Well enough to return to the front, Frederic departs without ever knowing he has impregnated his beloved. She flees to Switzerland to have the baby but writes Frederic most every day. Unfortunately, Rinaldi has decided for himself that Frederic does not need any more 'distractions'. He confiscates the letters and files them away. Meanwhile, Frederic continues to write Catherine at the hospital in Milan - unaware that she is no longer there. Frantic to learn what has happened, Frederic deserts the army. He is discovered by Rinaldi who reluctantly tells Frederic where Catherine is. But Rinaldi has forwarded Catherine's unopened letters to Frederic back to her. Fearing that this means Frederic is dead, Catherine suffers a collapse. Her baby is delivered prematurely and stillborn. Frederic arrives in Switzerland to find her gravely ill. And although Catherine's faith in Frederic and their love is restored with this reunion, it comes too late to save her broken heart. She dies in Frederic's arms, just as the town's steeple bells begin to peel, heralding the armistice between Italy and the Austro-Hungarian Empire.
A Farewell to Arms has its moments to be sure. And certainly, this adaptation is light-years ahead of its 1957 remake – a lumbering affair co-starring a very wooden Jennifer Jones and unconvincing Rock Hudson. Yet, on the whole the story simply does not gel - even as a straight forward romance. The first third is very strong, with Cooper earnestly excelling as the dreamy-eyed Lothario. But from the moment his Frederic meets Catherine that charisma evaporates; less appealing as a lover than a ‘don’t fence me in’ stud. Helen Hayes is an odd choice for Catherine.
As an actress she's more than adequate. But as a woman made desirable to a man who, arguably, has had plenty of them, she is less so. It's hard to see why Cooper's Frederic would be so intoxicated by Haye's sexually inexperienced ingénue. The hurdle in this explanation is never entirely resolved and, as the affair between Catherine and Frederic blossoms it becomes even more of a perplexing issue. There are flashes of chemistry between Cooper and Hayes, but these are fleeting at best.

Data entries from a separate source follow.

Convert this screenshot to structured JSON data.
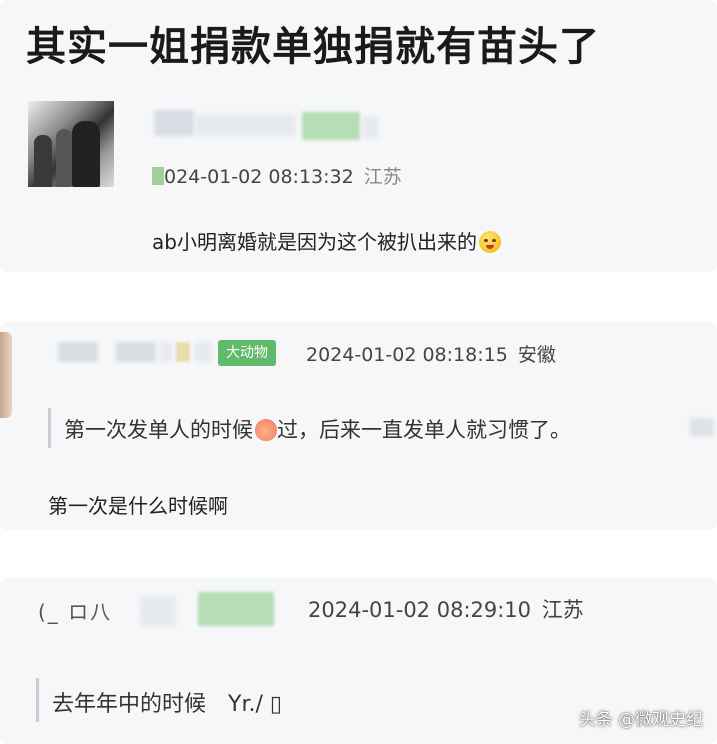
{
  "post": {
    "title": "其实一姐捐款单独捐就有苗头了"
  },
  "comment1": {
    "timestamp": "024-01-02 08:13:32",
    "location": "江苏",
    "text": "ab小明离婚就是因为这个被扒出来的"
  },
  "comment2": {
    "badge": "大动物",
    "timestamp": "2024-01-02 08:18:15",
    "location": "安徽",
    "quote_before": "第一次发单人的时候",
    "quote_after": "过，后来一直发单人就习惯了。",
    "reply": "第一次是什么时候啊"
  },
  "comment3": {
    "name_fragment": "(_ ロ八",
    "timestamp": "2024-01-02 08:29:10",
    "location": "江苏",
    "quote": "去年年中的时候　Yr./ ▯"
  },
  "watermark": "头条 @微观史纪",
  "icons": [
    "avatar-photo",
    "face-emoji-icon",
    "peach-emoji-icon"
  ]
}
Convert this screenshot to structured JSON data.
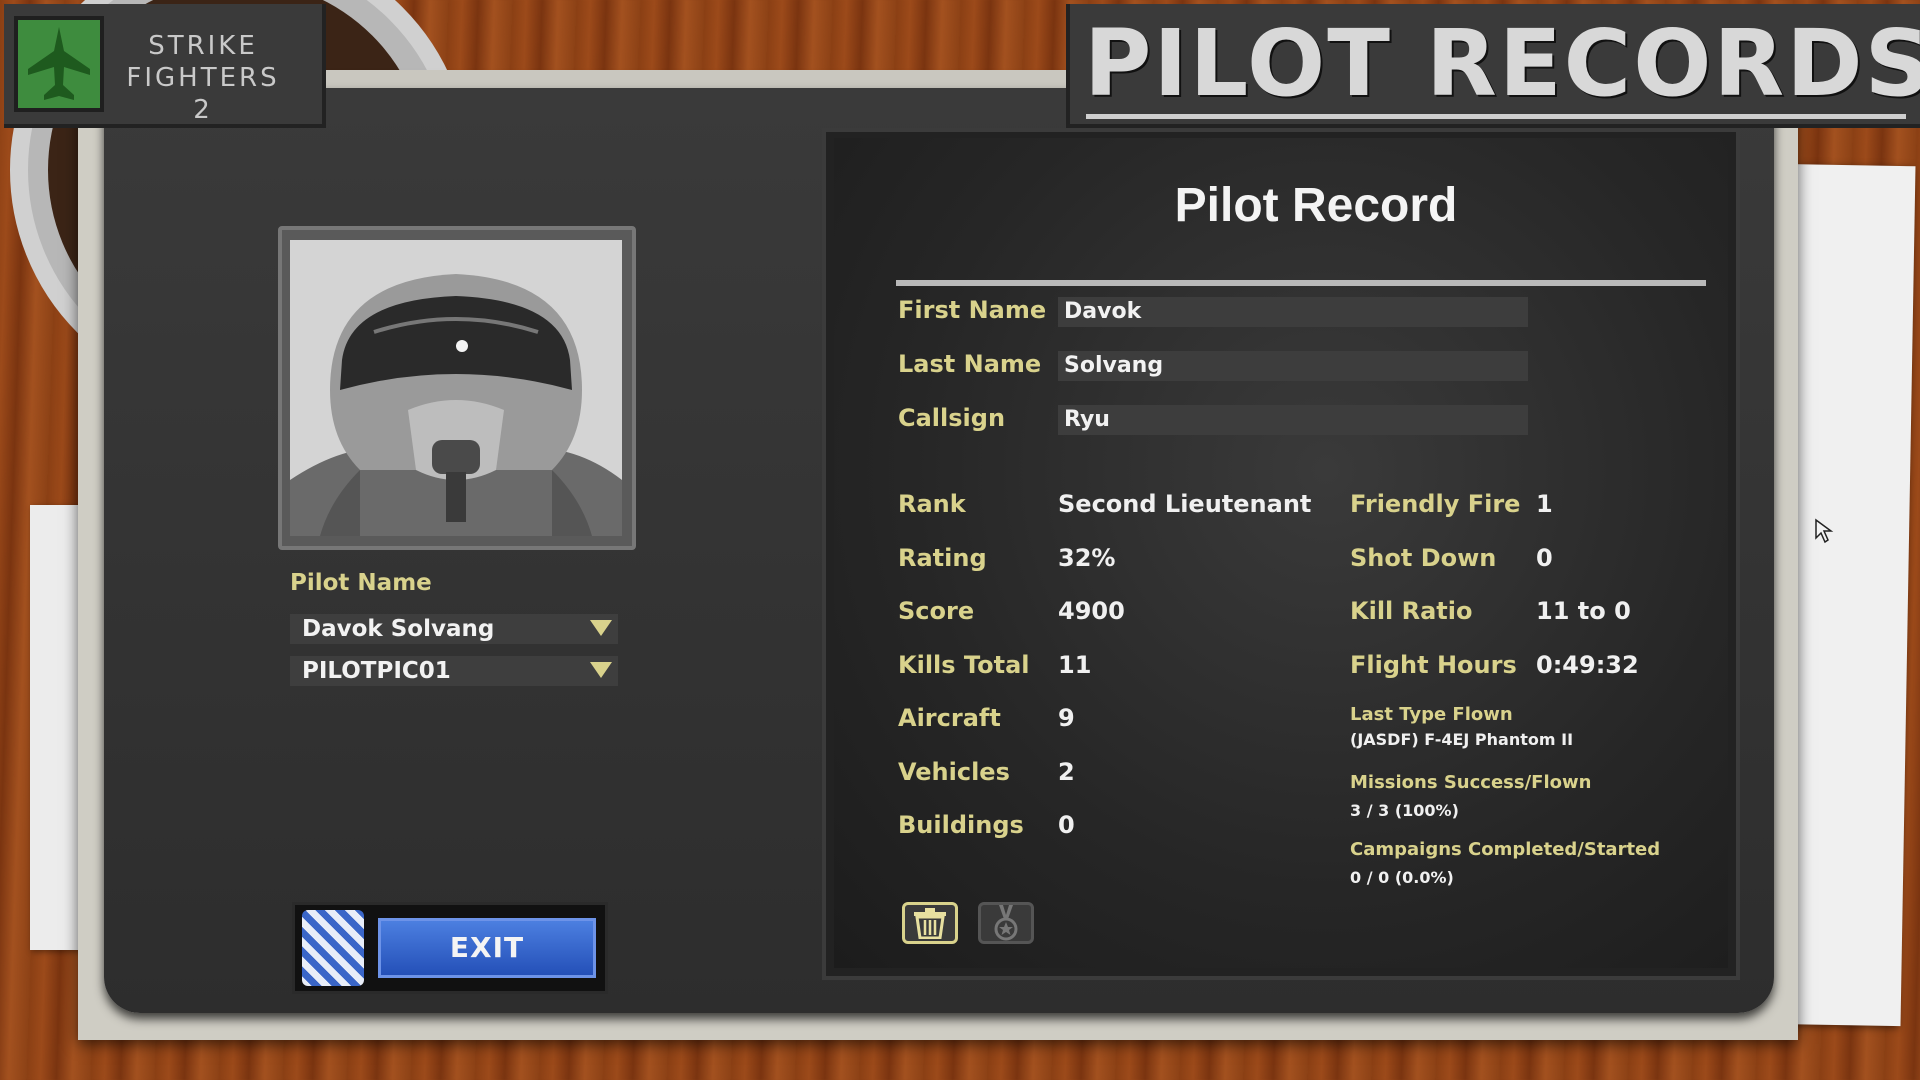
{
  "logo": {
    "line1": "STRIKE",
    "line2": "FIGHTERS",
    "line3": "2"
  },
  "banner": {
    "title": "PILOT RECORDS"
  },
  "left_panel": {
    "pilot_name_label": "Pilot Name",
    "pilot_select": "Davok Solvang",
    "picture_select": "PILOTPIC01",
    "exit_label": "EXIT"
  },
  "record": {
    "title": "Pilot Record",
    "first_name_label": "First Name",
    "first_name": "Davok",
    "last_name_label": "Last Name",
    "last_name": "Solvang",
    "callsign_label": "Callsign",
    "callsign": "Ryu",
    "stats_left": [
      {
        "label": "Rank",
        "value": "Second Lieutenant"
      },
      {
        "label": "Rating",
        "value": "32%"
      },
      {
        "label": "Score",
        "value": "4900"
      },
      {
        "label": "Kills Total",
        "value": "11"
      },
      {
        "label": "Aircraft",
        "value": "9"
      },
      {
        "label": "Vehicles",
        "value": "2"
      },
      {
        "label": "Buildings",
        "value": "0"
      }
    ],
    "stats_right": [
      {
        "label": "Friendly Fire",
        "value": "1"
      },
      {
        "label": "Shot Down",
        "value": "0"
      },
      {
        "label": "Kill Ratio",
        "value": "11 to 0"
      },
      {
        "label": "Flight Hours",
        "value": "0:49:32"
      }
    ],
    "last_type_label": "Last Type Flown",
    "last_type": "(JASDF) F-4EJ Phantom II",
    "missions_label": "Missions Success/Flown",
    "missions": "3 / 3 (100%)",
    "campaigns_label": "Campaigns Completed/Started",
    "campaigns": "0 / 0 (0.0%)"
  },
  "icons": {
    "delete": "trash-icon",
    "medals": "medal-icon",
    "logo": "jet-icon",
    "cursor": "mouse-cursor-icon"
  },
  "colors": {
    "label_yellow": "#d9d28c",
    "exit_blue": "#2f5fcb",
    "logo_green": "#3e8c3e"
  }
}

The overriding arch in their romance is absent. In the final analysis, A Farewell to Arms is like a diamond in the rough; attractive but with a serious flaw running through it, never entirely buffed out.
The same might be said for Kino Lorber's Blu-ray release of the film. Remastered from original 35mm fine grain elements, the image is fairly impressive in its reproduction of film grain. Contrast levels are very good with deep blacks and clean whites. But age related artifacts are everywhere and distract on more than one occasion. Overall, the image is sharp, exposing a fair amount of fine detail. There are, however, moments when the elements lapse into a murky soup of soft focus and weaker than expected tonality. The audio is mono as original recorded. it exhibits consistent hiss and pop throughout. Save three trailers there are NO extras to consider.
FILM RATING (out of 5 - 5 being the best)